It is better in get and set operations. It is better in adding and removing operations.

Performance comparison between ArrayList and LinkedList

Example

import java.io.*; 
import java.util.*; 
 
public class Main 
{ 
	public static void main (String[] args) 
	{ 
		ArrayList<Integer> arrayList = new ArrayList<Integer>();
        LinkedList<Integer> linkedList = new LinkedList<Integer>();
 
        // ArrayList add operation
        long startTime = System.nanoTime();
 
        for (int i = 0; i < 100000; i++) {
        	arrayList.add(i);
        }
        long endTime = System.nanoTime();
        long duration = endTime - startTime;
        System.out.println("Time Taken by ArrayList in add operation: " + duration);
 
        // LinkedList add operation
        startTime = System.nanoTime();
 
        for (int i = 0; i < 100000; i++) {
        	linkedList.add(i);
        }
        endTime = System.nanoTime();
        duration = endTime - startTime;
        System.out.println("Time Taken by LinkedList in add operation: " + duration);
 
        // ArrayList get operation
        startTime = System.nanoTime();
 
        for (int i = 0; i < 10000; i++) {
        	arrayList.get(i);
        }
        endTime = System.nanoTime();
        duration = endTime - startTime;
        System.out.println("Time Taken by ArrayList in get operation: " + duration);
 
        // LinkedList get operation
        startTime = System.nanoTime();
 
        for (int i = 0; i < 10000; i++) {
        	linkedList.get(i);
        }
        endTime = System.nanoTime();
        duration = endTime - startTime;
        System.out.println("Time Taken by LinkedList in get operation: " + duration);
 
        // ArrayList remove operation
        startTime = System.nanoTime();
 
        for (int i = 9999; i >=0; i--) {
        	arrayList.remove(i);
        }
        endTime = System.nanoTime();
        duration = endTime - startTime;
        System.out.println("Time Taken by ArrayList in remove operation:  " + duration);
 
        // LinkedList remove operation
        startTime = System.nanoTime();
 
        for (int i = 9999; i >=0; i--) {
        	linkedList.remove(i);
        }
        endTime = System.nanoTime();
        duration = endTime - startTime;
        System.out.println("Time Taken by LinkedList in remove operation: " + duration);
 
	} 
}
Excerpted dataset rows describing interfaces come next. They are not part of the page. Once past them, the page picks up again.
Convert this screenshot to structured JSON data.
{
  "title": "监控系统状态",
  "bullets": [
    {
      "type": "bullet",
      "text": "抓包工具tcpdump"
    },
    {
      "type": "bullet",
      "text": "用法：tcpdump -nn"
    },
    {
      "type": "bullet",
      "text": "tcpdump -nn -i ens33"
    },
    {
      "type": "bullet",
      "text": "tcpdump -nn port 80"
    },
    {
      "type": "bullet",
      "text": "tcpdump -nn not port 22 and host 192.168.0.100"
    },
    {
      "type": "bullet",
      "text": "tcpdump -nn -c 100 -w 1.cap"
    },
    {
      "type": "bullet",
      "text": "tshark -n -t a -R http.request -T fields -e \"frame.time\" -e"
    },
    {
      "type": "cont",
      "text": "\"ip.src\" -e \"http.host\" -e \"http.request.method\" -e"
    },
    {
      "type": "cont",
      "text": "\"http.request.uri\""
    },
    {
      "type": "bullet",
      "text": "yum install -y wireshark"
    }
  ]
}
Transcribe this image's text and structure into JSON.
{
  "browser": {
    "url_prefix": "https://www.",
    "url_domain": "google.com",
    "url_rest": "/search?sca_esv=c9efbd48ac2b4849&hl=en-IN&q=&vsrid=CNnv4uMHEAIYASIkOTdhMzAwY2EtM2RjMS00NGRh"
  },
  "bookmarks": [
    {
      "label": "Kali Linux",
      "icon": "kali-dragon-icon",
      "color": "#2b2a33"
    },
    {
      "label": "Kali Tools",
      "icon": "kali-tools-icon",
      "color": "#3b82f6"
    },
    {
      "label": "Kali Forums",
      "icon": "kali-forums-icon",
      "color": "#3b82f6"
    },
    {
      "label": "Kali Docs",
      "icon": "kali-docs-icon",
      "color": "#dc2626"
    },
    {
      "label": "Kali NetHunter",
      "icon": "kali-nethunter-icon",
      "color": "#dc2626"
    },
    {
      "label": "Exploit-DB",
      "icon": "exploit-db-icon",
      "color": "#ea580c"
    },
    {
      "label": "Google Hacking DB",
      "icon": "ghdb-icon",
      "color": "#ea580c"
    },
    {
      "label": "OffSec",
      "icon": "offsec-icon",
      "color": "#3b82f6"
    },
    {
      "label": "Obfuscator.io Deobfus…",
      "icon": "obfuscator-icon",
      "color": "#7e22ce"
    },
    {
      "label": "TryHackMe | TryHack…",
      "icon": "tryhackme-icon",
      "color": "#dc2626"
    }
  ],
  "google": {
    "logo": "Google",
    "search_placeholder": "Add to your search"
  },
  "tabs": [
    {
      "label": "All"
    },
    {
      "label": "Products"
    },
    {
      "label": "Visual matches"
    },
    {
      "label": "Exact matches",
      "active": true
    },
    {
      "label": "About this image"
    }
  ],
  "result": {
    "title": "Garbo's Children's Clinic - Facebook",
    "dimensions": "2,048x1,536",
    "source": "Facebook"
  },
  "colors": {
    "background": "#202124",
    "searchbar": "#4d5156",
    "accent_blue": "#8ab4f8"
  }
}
Output

Time Taken by ArrayList in add operation: 12505291 
Time Taken by LinkedList in add operation: 8494106
Time Taken by ArrayList in get operation: 103500 
Time Taken by LinkedList in get operation: 86634134  
Time Taken by ArrayList in remove operation:  252982817 
Time Taken by LinkedList in remove operation: 87576796

Vector or ArrayList?

As ArrayList is non-synchronized and fast, so in single threaded applications ArrayList should be preferred but in multi-threaded applications Vector should be used over ArrayList because of it’s synchronized nature.

Difference between ArrayList and Vector

ArrayList Vector
It is not synchronized. It is synchronized.
It is not a legacy class. It is a legacy class.
It increases its size by 50% of the array size. It increases its size by doubling the array size i.e. 100%.
Iterator interface is used to traverse the ArrayList elements. Iterator or Enumeration interface can be used to traverse the Vector elements.
ArrayList is much fast than Vector because it is non-synchronized. Vector is slow as compared ArrayList because it is synchronized

 

Java interview questions on collections

Please Share